(Entries from a dataset of interfaces)

-=-=-=-=-

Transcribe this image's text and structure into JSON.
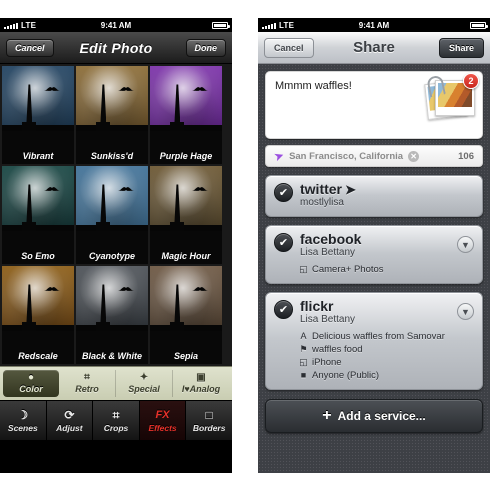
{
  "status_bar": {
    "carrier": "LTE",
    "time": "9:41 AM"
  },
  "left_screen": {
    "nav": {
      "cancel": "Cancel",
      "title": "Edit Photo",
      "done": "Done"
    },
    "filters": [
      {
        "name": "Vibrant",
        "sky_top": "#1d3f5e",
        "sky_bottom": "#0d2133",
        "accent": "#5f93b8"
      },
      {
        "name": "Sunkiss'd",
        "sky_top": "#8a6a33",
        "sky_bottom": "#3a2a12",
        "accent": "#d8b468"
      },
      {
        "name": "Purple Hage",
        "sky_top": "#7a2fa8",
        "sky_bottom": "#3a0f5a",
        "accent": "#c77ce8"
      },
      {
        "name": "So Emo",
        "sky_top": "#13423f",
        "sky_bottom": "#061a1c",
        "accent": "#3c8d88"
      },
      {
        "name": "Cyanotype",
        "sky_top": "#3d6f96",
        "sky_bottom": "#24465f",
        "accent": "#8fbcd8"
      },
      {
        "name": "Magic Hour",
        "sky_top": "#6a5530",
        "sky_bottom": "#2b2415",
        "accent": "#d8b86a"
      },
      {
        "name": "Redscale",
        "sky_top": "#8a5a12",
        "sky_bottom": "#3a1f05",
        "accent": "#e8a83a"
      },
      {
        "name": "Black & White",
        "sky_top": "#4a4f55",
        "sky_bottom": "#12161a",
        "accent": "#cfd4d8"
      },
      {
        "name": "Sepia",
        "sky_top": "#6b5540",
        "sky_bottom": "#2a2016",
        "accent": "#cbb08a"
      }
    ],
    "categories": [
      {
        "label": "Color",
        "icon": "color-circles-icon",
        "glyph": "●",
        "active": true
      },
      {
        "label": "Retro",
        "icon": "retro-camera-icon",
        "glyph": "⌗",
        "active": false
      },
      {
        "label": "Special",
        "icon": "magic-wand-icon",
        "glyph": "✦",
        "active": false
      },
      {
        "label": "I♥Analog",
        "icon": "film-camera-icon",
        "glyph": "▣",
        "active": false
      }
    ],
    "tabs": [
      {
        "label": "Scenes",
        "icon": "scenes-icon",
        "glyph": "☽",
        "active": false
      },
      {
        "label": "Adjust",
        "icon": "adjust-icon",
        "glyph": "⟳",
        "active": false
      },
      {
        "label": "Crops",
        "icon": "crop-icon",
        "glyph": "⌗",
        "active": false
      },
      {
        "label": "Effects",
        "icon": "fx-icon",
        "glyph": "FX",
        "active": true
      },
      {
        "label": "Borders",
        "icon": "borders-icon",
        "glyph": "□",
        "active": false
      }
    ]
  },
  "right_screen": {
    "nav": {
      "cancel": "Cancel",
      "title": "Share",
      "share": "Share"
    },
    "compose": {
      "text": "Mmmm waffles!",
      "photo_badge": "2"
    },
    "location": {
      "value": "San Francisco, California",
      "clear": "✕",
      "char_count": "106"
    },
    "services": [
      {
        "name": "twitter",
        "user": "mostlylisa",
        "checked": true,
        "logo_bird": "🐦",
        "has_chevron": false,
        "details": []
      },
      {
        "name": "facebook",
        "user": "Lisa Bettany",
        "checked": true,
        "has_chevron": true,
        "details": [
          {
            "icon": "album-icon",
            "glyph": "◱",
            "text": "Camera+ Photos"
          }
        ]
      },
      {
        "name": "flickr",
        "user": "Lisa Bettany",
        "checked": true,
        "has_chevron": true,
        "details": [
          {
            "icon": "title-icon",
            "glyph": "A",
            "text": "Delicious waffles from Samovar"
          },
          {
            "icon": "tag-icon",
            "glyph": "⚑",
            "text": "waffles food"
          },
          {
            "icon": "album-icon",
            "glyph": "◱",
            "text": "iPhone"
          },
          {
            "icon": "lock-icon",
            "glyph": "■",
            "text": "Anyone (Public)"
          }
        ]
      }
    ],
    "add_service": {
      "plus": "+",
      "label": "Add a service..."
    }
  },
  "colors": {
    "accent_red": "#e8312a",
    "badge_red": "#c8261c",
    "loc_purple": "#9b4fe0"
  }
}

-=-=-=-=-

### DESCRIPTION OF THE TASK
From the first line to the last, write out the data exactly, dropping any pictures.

### EXPECTED ANSWER
Transcribe this image's text and structure into JSON.
{
  "status_bar": {
    "carrier": "LTE",
    "time": "9:41 AM"
  },
  "left_screen": {
    "nav": {
      "cancel": "Cancel",
      "title": "Edit Photo",
      "done": "Done"
    },
    "filters": [
      {
        "name": "Vibrant",
        "sky_top": "#1d3f5e",
        "sky_bottom": "#0d2133",
        "accent": "#5f93b8"
      },
      {
        "name": "Sunkiss'd",
        "sky_top": "#8a6a33",
        "sky_bottom": "#3a2a12",
        "accent": "#d8b468"
      },
      {
        "name": "Purple Hage",
        "sky_top": "#7a2fa8",
        "sky_bottom": "#3a0f5a",
        "accent": "#c77ce8"
      },
      {
        "name": "So Emo",
        "sky_top": "#13423f",
        "sky_bottom": "#061a1c",
        "accent": "#3c8d88"
      },
      {
        "name": "Cyanotype",
        "sky_top": "#3d6f96",
        "sky_bottom": "#24465f",
        "accent": "#8fbcd8"
      },
      {
        "name": "Magic Hour",
        "sky_top": "#6a5530",
        "sky_bottom": "#2b2415",
        "accent": "#d8b86a"
      },
      {
        "name": "Redscale",
        "sky_top": "#8a5a12",
        "sky_bottom": "#3a1f05",
        "accent": "#e8a83a"
      },
      {
        "name": "Black & White",
        "sky_top": "#4a4f55",
        "sky_bottom": "#12161a",
        "accent": "#cfd4d8"
      },
      {
        "name": "Sepia",
        "sky_top": "#6b5540",
        "sky_bottom": "#2a2016",
        "accent": "#cbb08a"
      }
    ],
    "categories": [
      {
        "label": "Color",
        "icon": "color-circles-icon",
        "glyph": "●",
        "active": true
      },
      {
        "label": "Retro",
        "icon": "retro-camera-icon",
        "glyph": "⌗",
        "active": false
      },
      {
        "label": "Special",
        "icon": "magic-wand-icon",
        "glyph": "✦",
        "active": false
      },
      {
        "label": "I♥Analog",
        "icon": "film-camera-icon",
        "glyph": "▣",
        "active": false
      }
    ],
    "tabs": [
      {
        "label": "Scenes",
        "icon": "scenes-icon",
        "glyph": "☽",
        "active": false
      },
      {
        "label": "Adjust",
        "icon": "adjust-icon",
        "glyph": "⟳",
        "active": false
      },
      {
        "label": "Crops",
        "icon": "crop-icon",
        "glyph": "⌗",
        "active": false
      },
      {
        "label": "Effects",
        "icon": "fx-icon",
        "glyph": "FX",
        "active": true
      },
      {
        "label": "Borders",
        "icon": "borders-icon",
        "glyph": "□",
        "active": false
      }
    ]
  },
  "right_screen": {
    "nav": {
      "cancel": "Cancel",
      "title": "Share",
      "share": "Share"
    },
    "compose": {
      "text": "Mmmm waffles!",
      "photo_badge": "2"
    },
    "location": {
      "value": "San Francisco, California",
      "clear": "✕",
      "char_count": "106"
    },
    "services": [
      {
        "name": "twitter",
        "user": "mostlylisa",
        "checked": true,
        "logo_bird": "🐦",
        "has_chevron": false,
        "details": []
      },
      {
        "name": "facebook",
        "user": "Lisa Bettany",
        "checked": true,
        "has_chevron": true,
        "details": [
          {
            "icon": "album-icon",
            "glyph": "◱",
            "text": "Camera+ Photos"
          }
        ]
      },
      {
        "name": "flickr",
        "user": "Lisa Bettany",
        "checked": true,
        "has_chevron": true,
        "details": [
          {
            "icon": "title-icon",
            "glyph": "A",
            "text": "Delicious waffles from Samovar"
          },
          {
            "icon": "tag-icon",
            "glyph": "⚑",
            "text": "waffles food"
          },
          {
            "icon": "album-icon",
            "glyph": "◱",
            "text": "iPhone"
          },
          {
            "icon": "lock-icon",
            "glyph": "■",
            "text": "Anyone (Public)"
          }
        ]
      }
    ],
    "add_service": {
      "plus": "+",
      "label": "Add a service..."
    }
  },
  "colors": {
    "accent_red": "#e8312a",
    "badge_red": "#c8261c",
    "loc_purple": "#9b4fe0"
  }
}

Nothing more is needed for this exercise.